- Provide multiple opportunities for reflection
- Think creatively about how students can share their findings as authentically as possible
- Ensure the summative assessment process matches the intended learning outcomes and allows students to demonstrate the full extent of their learning
- Play the role of an informed facilitator and coach throughout the process.
Prof Bill Lucas and Dr Janet Hanson of the University of Winchester’s Centre for Real-World Learning are currently exploring problem-based learning with the support of the Royal Academy of Engineering and Comino Foundation.
Barrows, H. (2000). Problem-based learning applied to medical education. Springfield, IL: Southern Illinois University Press.
Demirel, M. and Dağyar, M. (2016). Effects of Problem-Based Learning on Attitude: A Meta-analysis Study. Eurasia Journal of Mathematics, Science & Technology Education, 12(8).
Hood-Cattaneo, K. (2017). Telling active learning pedagogies apart: from theory to practice. Journal of New Approaches in Educational Research. 2017, 6(2), 144-152.
Jerzembek, G. and Murphy, S. (2013). A narrative review of problem-based learning with school-aged children: implementation and outcomes. Educational Review, 65(2), 206-218.
Merritt, J., Lee, M.Y., Rillero, P. and Kinach, B.M. (2017). Problem-based learning in K–8 mathematics and science education: A Literature review. Interdisciplinary Journal of Problem-Based Learning, 11(2), 3.
Savery, J. R. (2006). Overview of problem-based learning: definitions and distinctions. Interdisciplinary Journal of Problem Based learning, 1(1).
Walker, A. and Leary, H. (2009). A problem based learning meta-analysis: Differences across problem types, implementation types, disciplines, and assessment levels.

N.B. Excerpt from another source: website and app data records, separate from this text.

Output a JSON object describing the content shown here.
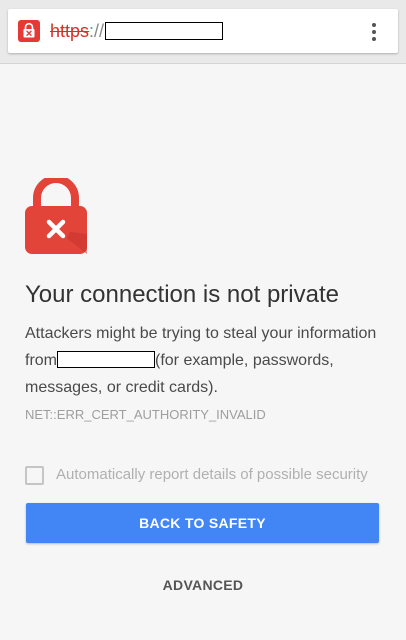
{
  "address_bar": {
    "scheme": "https",
    "separator": "://",
    "redacted_host": ""
  },
  "interstitial": {
    "title": "Your connection is not private",
    "message_before": "Attackers might be trying to steal your information from",
    "message_after": "(for example, passwords, messages, or credit cards).",
    "error_code": "NET::ERR_CERT_AUTHORITY_INVALID",
    "report_checkbox_label": "Automatically report details of possible security",
    "report_checkbox_checked": false,
    "primary_button_label": "BACK TO SAFETY",
    "advanced_button_label": "ADVANCED"
  },
  "icons": {
    "url_lock": "lock-error-icon",
    "big_lock": "lock-error-icon",
    "menu": "more-vert-icon"
  },
  "colors": {
    "danger": "#d93025",
    "primary": "#4285f4",
    "background": "#f6f6f6"
  }
}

Interdisciplinary Journal of Problem-based Learning, 3(1), 6.
Wilder, S. (2015). Impact of problem-based learning on academic achievement in high school: a systematic review. Educational Review, 67(4), 414-435.